## Work to complete
Nothing in the data may be altered, so output all of it exactly.

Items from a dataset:
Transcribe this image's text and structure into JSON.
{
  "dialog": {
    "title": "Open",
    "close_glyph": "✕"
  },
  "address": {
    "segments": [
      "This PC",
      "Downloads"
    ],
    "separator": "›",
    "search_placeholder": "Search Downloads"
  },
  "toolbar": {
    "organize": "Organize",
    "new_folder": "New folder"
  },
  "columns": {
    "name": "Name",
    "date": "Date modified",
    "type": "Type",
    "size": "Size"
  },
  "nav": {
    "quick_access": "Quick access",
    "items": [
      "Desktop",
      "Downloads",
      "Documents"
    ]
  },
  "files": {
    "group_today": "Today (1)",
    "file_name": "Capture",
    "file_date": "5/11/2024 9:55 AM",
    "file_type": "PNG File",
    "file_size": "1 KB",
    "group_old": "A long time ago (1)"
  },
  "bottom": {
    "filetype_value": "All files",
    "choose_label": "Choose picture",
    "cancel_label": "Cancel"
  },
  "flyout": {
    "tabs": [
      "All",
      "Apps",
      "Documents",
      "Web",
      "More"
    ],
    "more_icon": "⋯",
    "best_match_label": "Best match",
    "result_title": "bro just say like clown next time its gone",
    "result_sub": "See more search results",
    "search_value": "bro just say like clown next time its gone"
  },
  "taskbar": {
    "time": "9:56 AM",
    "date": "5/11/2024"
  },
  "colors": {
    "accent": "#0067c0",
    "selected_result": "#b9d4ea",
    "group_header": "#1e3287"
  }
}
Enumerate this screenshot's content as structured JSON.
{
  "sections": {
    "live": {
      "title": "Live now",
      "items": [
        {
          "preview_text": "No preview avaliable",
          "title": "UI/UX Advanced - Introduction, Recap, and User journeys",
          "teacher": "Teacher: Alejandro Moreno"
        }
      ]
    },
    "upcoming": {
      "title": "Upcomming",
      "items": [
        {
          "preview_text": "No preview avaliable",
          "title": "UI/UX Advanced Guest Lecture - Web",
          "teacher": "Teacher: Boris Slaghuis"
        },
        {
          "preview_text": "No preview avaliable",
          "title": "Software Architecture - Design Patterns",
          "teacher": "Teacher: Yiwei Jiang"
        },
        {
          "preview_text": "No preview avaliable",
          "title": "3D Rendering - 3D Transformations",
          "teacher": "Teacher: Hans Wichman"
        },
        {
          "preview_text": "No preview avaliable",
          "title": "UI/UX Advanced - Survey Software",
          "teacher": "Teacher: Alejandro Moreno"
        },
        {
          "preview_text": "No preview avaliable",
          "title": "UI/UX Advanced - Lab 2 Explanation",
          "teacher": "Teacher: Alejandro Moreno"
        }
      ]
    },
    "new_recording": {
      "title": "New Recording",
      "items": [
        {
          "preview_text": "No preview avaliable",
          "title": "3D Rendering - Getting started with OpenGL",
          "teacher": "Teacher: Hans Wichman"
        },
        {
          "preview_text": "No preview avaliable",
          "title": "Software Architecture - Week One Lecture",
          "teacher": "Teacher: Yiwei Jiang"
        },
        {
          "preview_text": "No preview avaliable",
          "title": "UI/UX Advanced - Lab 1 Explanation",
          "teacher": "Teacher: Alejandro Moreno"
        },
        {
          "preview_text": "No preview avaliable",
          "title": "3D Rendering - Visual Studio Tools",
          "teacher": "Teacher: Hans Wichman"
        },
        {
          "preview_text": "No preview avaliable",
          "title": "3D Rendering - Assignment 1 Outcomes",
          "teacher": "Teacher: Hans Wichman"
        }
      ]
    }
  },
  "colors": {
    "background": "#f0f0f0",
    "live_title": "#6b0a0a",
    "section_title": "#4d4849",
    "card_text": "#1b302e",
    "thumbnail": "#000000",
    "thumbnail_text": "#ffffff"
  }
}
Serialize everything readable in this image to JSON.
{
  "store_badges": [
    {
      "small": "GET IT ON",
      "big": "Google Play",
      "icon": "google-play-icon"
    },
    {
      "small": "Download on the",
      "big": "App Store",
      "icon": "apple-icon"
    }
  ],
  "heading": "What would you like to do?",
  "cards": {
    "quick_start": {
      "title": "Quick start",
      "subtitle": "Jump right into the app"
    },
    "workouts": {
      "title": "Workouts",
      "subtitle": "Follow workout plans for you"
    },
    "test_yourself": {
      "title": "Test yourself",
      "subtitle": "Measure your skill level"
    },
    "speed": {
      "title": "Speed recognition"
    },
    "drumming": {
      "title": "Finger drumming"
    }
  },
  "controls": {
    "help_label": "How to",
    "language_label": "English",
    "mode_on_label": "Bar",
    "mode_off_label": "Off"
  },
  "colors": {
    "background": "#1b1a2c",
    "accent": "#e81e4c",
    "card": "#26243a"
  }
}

## Response below
Transcribe this image's text and structure into JSON.
{
  "dialog": {
    "title": "Open",
    "close_glyph": "✕"
  },
  "address": {
    "segments": [
      "This PC",
      "Downloads"
    ],
    "separator": "›",
    "search_placeholder": "Search Downloads"
  },
  "toolbar": {
    "organize": "Organize",
    "new_folder": "New folder"
  },
  "columns": {
    "name": "Name",
    "date": "Date modified",
    "type": "Type",
    "size": "Size"
  },
  "nav": {
    "quick_access": "Quick access",
    "items": [
      "Desktop",
      "Downloads",
      "Documents"
    ]
  },
  "files": {
    "group_today": "Today (1)",
    "file_name": "Capture",
    "file_date": "5/11/2024 9:55 AM",
    "file_type": "PNG File",
    "file_size": "1 KB",
    "group_old": "A long time ago (1)"
  },
  "bottom": {
    "filetype_value": "All files",
    "choose_label": "Choose picture",
    "cancel_label": "Cancel"
  },
  "flyout": {
    "tabs": [
      "All",
      "Apps",
      "Documents",
      "Web",
      "More"
    ],
    "more_icon": "⋯",
    "best_match_label": "Best match",
    "result_title": "bro just say like clown next time its gone",
    "result_sub": "See more search results",
    "search_value": "bro just say like clown next time its gone"
  },
  "taskbar": {
    "time": "9:56 AM",
    "date": "5/11/2024"
  },
  "colors": {
    "accent": "#0067c0",
    "selected_result": "#b9d4ea",
    "group_header": "#1e3287"
  }
}
Enumerate this screenshot's content as structured JSON.
{
  "sections": {
    "live": {
      "title": "Live now",
      "items": [
        {
          "preview_text": "No preview avaliable",
          "title": "UI/UX Advanced - Introduction, Recap, and User journeys",
          "teacher": "Teacher: Alejandro Moreno"
        }
      ]
    },
    "upcoming": {
      "title": "Upcomming",
      "items": [
        {
          "preview_text": "No preview avaliable",
          "title": "UI/UX Advanced Guest Lecture - Web",
          "teacher": "Teacher: Boris Slaghuis"
        },
        {
          "preview_text": "No preview avaliable",
          "title": "Software Architecture - Design Patterns",
          "teacher": "Teacher: Yiwei Jiang"
        },
        {
          "preview_text": "No preview avaliable",
          "title": "3D Rendering - 3D Transformations",
          "teacher": "Teacher: Hans Wichman"
        },
        {
          "preview_text": "No preview avaliable",
          "title": "UI/UX Advanced - Survey Software",
          "teacher": "Teacher: Alejandro Moreno"
        },
        {
          "preview_text": "No preview avaliable",
          "title": "UI/UX Advanced - Lab 2 Explanation",
          "teacher": "Teacher: Alejandro Moreno"
        }
      ]
    },
    "new_recording": {
      "title": "New Recording",
      "items": [
        {
          "preview_text": "No preview avaliable",
          "title": "3D Rendering - Getting started with OpenGL",
          "teacher": "Teacher: Hans Wichman"
        },
        {
          "preview_text": "No preview avaliable",
          "title": "Software Architecture - Week One Lecture",
          "teacher": "Teacher: Yiwei Jiang"
        },
        {
          "preview_text": "No preview avaliable",
          "title": "UI/UX Advanced - Lab 1 Explanation",
          "teacher": "Teacher: Alejandro Moreno"
        },
        {
          "preview_text": "No preview avaliable",
          "title": "3D Rendering - Visual Studio Tools",
          "teacher": "Teacher: Hans Wichman"
        },
        {
          "preview_text": "No preview avaliable",
          "title": "3D Rendering - Assignment 1 Outcomes",
          "teacher": "Teacher: Hans Wichman"
        }
      ]
    }
  },
  "colors": {
    "background": "#f0f0f0",
    "live_title": "#6b0a0a",
    "section_title": "#4d4849",
    "card_text": "#1b302e",
    "thumbnail": "#000000",
    "thumbnail_text": "#ffffff"
  }
}
Serialize everything readable in this image to JSON.
{
  "store_badges": [
    {
      "small": "GET IT ON",
      "big": "Google Play",
      "icon": "google-play-icon"
    },
    {
      "small": "Download on the",
      "big": "App Store",
      "icon": "apple-icon"
    }
  ],
  "heading": "What would you like to do?",
  "cards": {
    "quick_start": {
      "title": "Quick start",
      "subtitle": "Jump right into the app"
    },
    "workouts": {
      "title": "Workouts",
      "subtitle": "Follow workout plans for you"
    },
    "test_yourself": {
      "title": "Test yourself",
      "subtitle": "Measure your skill level"
    },
    "speed": {
      "title": "Speed recognition"
    },
    "drumming": {
      "title": "Finger drumming"
    }
  },
  "controls": {
    "help_label": "How to",
    "language_label": "English",
    "mode_on_label": "Bar",
    "mode_off_label": "Off"
  },
  "colors": {
    "background": "#1b1a2c",
    "accent": "#e81e4c",
    "card": "#26243a"
  }
}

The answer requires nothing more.